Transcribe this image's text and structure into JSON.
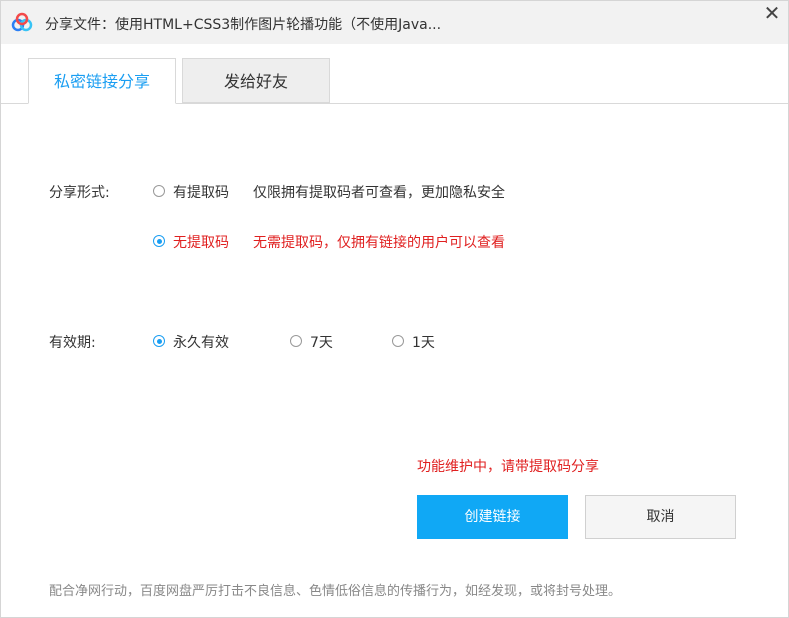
{
  "window": {
    "title": "分享文件：使用HTML+CSS3制作图片轮播功能（不使用Java...",
    "close_glyph": "✕",
    "app_icon": "baidu-netdisk-icon"
  },
  "tabs": [
    {
      "label": "私密链接分享",
      "active": true
    },
    {
      "label": "发给好友",
      "active": false
    }
  ],
  "share_form": {
    "label": "分享形式:",
    "options": [
      {
        "label": "有提取码",
        "description": "仅限拥有提取码者可查看，更加隐私安全",
        "selected": false
      },
      {
        "label": "无提取码",
        "description": "无需提取码，仅拥有链接的用户可以查看",
        "selected": true
      }
    ]
  },
  "validity": {
    "label": "有效期:",
    "options": [
      {
        "label": "永久有效",
        "selected": true
      },
      {
        "label": "7天",
        "selected": false
      },
      {
        "label": "1天",
        "selected": false
      }
    ]
  },
  "warning": "功能维护中，请带提取码分享",
  "buttons": {
    "create": "创建链接",
    "cancel": "取消"
  },
  "footer_notice": "配合净网行动，百度网盘严厉打击不良信息、色情低俗信息的传播行为，如经发现，或将封号处理。",
  "colors": {
    "accent": "#1a9ef2",
    "primary_button": "#10a8f5",
    "warning": "#e02020"
  }
}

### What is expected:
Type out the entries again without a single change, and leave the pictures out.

### Reply:
Transcribe this image's text and structure into JSON.
{
  "window": {
    "title": "分享文件：使用HTML+CSS3制作图片轮播功能（不使用Java...",
    "close_glyph": "✕",
    "app_icon": "baidu-netdisk-icon"
  },
  "tabs": [
    {
      "label": "私密链接分享",
      "active": true
    },
    {
      "label": "发给好友",
      "active": false
    }
  ],
  "share_form": {
    "label": "分享形式:",
    "options": [
      {
        "label": "有提取码",
        "description": "仅限拥有提取码者可查看，更加隐私安全",
        "selected": false
      },
      {
        "label": "无提取码",
        "description": "无需提取码，仅拥有链接的用户可以查看",
        "selected": true
      }
    ]
  },
  "validity": {
    "label": "有效期:",
    "options": [
      {
        "label": "永久有效",
        "selected": true
      },
      {
        "label": "7天",
        "selected": false
      },
      {
        "label": "1天",
        "selected": false
      }
    ]
  },
  "warning": "功能维护中，请带提取码分享",
  "buttons": {
    "create": "创建链接",
    "cancel": "取消"
  },
  "footer_notice": "配合净网行动，百度网盘严厉打击不良信息、色情低俗信息的传播行为，如经发现，或将封号处理。",
  "colors": {
    "accent": "#1a9ef2",
    "primary_button": "#10a8f5",
    "warning": "#e02020"
  }
}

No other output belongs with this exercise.